--- Data Enclosed Below ---
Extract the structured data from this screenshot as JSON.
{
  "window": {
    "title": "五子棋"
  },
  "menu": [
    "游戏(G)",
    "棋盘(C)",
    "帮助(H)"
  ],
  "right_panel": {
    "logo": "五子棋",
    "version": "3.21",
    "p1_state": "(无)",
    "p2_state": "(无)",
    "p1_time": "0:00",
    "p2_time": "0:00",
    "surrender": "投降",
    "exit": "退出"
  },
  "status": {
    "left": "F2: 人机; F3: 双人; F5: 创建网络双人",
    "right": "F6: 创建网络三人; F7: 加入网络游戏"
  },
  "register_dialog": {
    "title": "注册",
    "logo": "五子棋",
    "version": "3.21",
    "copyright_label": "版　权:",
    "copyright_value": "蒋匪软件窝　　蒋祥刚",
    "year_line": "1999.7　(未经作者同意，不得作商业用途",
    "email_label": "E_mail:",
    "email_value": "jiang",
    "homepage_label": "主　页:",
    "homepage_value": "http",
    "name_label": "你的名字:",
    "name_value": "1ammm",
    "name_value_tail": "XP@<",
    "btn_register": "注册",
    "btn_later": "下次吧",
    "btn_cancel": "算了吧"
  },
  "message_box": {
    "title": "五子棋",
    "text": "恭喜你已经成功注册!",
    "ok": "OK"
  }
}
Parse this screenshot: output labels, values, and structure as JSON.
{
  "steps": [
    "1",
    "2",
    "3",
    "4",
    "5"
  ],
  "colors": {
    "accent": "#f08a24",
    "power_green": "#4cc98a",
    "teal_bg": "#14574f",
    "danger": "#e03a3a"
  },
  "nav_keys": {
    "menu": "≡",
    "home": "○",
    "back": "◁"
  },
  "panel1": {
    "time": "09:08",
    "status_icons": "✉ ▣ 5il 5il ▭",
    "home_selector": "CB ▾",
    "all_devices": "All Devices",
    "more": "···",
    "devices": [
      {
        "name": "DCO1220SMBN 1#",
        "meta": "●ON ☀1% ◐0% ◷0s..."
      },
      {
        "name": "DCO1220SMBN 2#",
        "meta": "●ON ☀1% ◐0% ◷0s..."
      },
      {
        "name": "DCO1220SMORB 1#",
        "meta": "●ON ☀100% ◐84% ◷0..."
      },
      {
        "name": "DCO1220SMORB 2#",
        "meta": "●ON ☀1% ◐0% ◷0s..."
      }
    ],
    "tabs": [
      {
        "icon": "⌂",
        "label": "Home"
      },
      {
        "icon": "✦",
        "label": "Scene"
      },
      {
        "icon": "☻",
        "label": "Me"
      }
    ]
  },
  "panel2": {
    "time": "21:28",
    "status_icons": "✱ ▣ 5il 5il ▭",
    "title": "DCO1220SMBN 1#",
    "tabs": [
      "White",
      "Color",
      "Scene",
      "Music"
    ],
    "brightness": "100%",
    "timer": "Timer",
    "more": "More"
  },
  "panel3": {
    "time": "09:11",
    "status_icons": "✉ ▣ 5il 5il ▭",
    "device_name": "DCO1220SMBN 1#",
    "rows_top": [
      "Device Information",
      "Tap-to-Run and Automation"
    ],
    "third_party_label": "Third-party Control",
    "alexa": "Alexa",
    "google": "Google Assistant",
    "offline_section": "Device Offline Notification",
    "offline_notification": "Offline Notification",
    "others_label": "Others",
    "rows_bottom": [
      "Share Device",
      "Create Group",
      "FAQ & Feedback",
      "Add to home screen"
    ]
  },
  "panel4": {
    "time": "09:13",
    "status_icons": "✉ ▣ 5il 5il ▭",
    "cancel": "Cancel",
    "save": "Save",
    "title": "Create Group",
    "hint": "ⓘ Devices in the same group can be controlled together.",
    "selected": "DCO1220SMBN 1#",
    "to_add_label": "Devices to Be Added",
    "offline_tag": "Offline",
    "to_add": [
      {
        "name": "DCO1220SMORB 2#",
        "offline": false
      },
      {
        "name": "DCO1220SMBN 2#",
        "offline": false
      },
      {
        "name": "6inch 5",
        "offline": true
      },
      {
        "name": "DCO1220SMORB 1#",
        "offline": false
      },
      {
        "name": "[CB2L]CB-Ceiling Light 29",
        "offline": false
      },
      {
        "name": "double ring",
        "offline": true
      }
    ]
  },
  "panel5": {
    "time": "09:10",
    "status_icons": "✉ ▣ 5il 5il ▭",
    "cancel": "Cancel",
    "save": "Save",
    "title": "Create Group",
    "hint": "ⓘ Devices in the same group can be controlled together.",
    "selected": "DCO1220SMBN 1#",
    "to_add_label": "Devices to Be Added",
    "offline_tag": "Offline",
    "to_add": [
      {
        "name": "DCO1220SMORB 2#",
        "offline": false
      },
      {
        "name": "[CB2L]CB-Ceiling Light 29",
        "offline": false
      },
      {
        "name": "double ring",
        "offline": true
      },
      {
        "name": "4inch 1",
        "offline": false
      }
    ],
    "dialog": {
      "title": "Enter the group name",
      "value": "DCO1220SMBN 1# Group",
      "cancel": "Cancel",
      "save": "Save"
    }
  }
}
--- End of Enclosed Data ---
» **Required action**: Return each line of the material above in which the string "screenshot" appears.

» **Output below**:
Extract the structured data from this screenshot as JSON.
Parse this screenshot: output labels, values, and structure as JSON.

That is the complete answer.